START EXERCISE MATERIALS
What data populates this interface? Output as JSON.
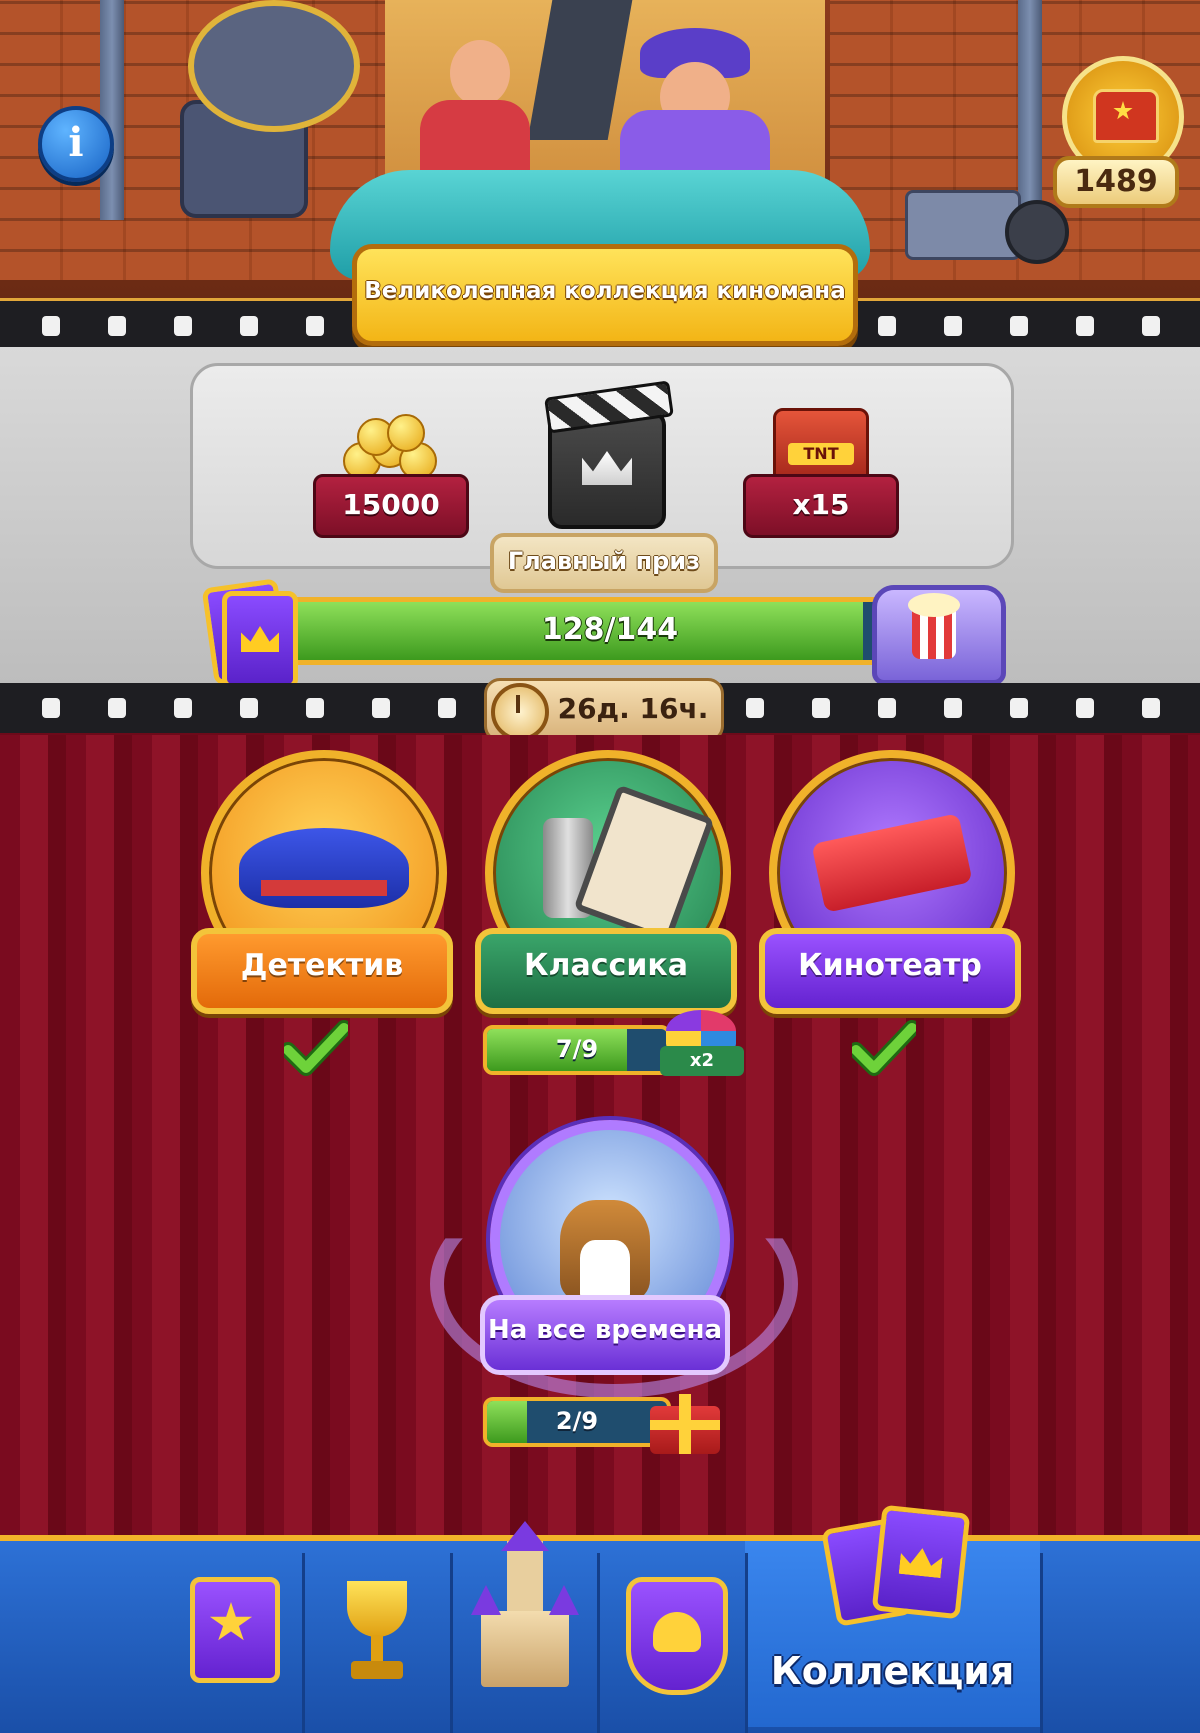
{
  "event": {
    "title": "Великолепная коллекция киномана",
    "chest_count": "1489",
    "timer": "26д. 16ч."
  },
  "grand_prize": {
    "label": "Главный приз",
    "rewards": [
      {
        "icon": "coins-icon",
        "amount": "15000"
      },
      {
        "icon": "clapperboard-icon",
        "amount": ""
      },
      {
        "icon": "tnt-booster-icon",
        "amount": "x15"
      }
    ],
    "progress_text": "128/144",
    "progress_fraction": 0.889
  },
  "categories": [
    {
      "name": "Детектив",
      "icon": "hat-icon",
      "completed": true,
      "color": "#f07a12"
    },
    {
      "name": "Классика",
      "icon": "film-reel-icon",
      "completed": false,
      "progress_text": "7/9",
      "progress_fraction": 0.778,
      "reward": "x2",
      "color": "#2c8a56"
    },
    {
      "name": "Кинотеатр",
      "icon": "ticket-icon",
      "completed": true,
      "color": "#7a2fd6"
    }
  ],
  "special_category": {
    "name": "На все времена",
    "progress_text": "2/9",
    "progress_fraction": 0.222
  },
  "nav": {
    "items": [
      {
        "icon": "star-book-icon"
      },
      {
        "icon": "trophy-icon"
      },
      {
        "icon": "castle-icon"
      },
      {
        "icon": "team-shield-icon"
      },
      {
        "icon": "cards-icon",
        "label": "Коллекция",
        "active": true
      }
    ]
  },
  "colors": {
    "accent_gold": "#f0b22a",
    "curtain": "#7a0b1f",
    "nav_blue": "#2d71d6"
  }
}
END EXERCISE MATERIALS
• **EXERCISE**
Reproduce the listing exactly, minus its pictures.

• **FINAL ANSWER**
What data populates this interface? Output as JSON.
{
  "event": {
    "title": "Великолепная коллекция киномана",
    "chest_count": "1489",
    "timer": "26д. 16ч."
  },
  "grand_prize": {
    "label": "Главный приз",
    "rewards": [
      {
        "icon": "coins-icon",
        "amount": "15000"
      },
      {
        "icon": "clapperboard-icon",
        "amount": ""
      },
      {
        "icon": "tnt-booster-icon",
        "amount": "x15"
      }
    ],
    "progress_text": "128/144",
    "progress_fraction": 0.889
  },
  "categories": [
    {
      "name": "Детектив",
      "icon": "hat-icon",
      "completed": true,
      "color": "#f07a12"
    },
    {
      "name": "Классика",
      "icon": "film-reel-icon",
      "completed": false,
      "progress_text": "7/9",
      "progress_fraction": 0.778,
      "reward": "x2",
      "color": "#2c8a56"
    },
    {
      "name": "Кинотеатр",
      "icon": "ticket-icon",
      "completed": true,
      "color": "#7a2fd6"
    }
  ],
  "special_category": {
    "name": "На все времена",
    "progress_text": "2/9",
    "progress_fraction": 0.222
  },
  "nav": {
    "items": [
      {
        "icon": "star-book-icon"
      },
      {
        "icon": "trophy-icon"
      },
      {
        "icon": "castle-icon"
      },
      {
        "icon": "team-shield-icon"
      },
      {
        "icon": "cards-icon",
        "label": "Коллекция",
        "active": true
      }
    ]
  },
  "colors": {
    "accent_gold": "#f0b22a",
    "curtain": "#7a0b1f",
    "nav_blue": "#2d71d6"
  }
}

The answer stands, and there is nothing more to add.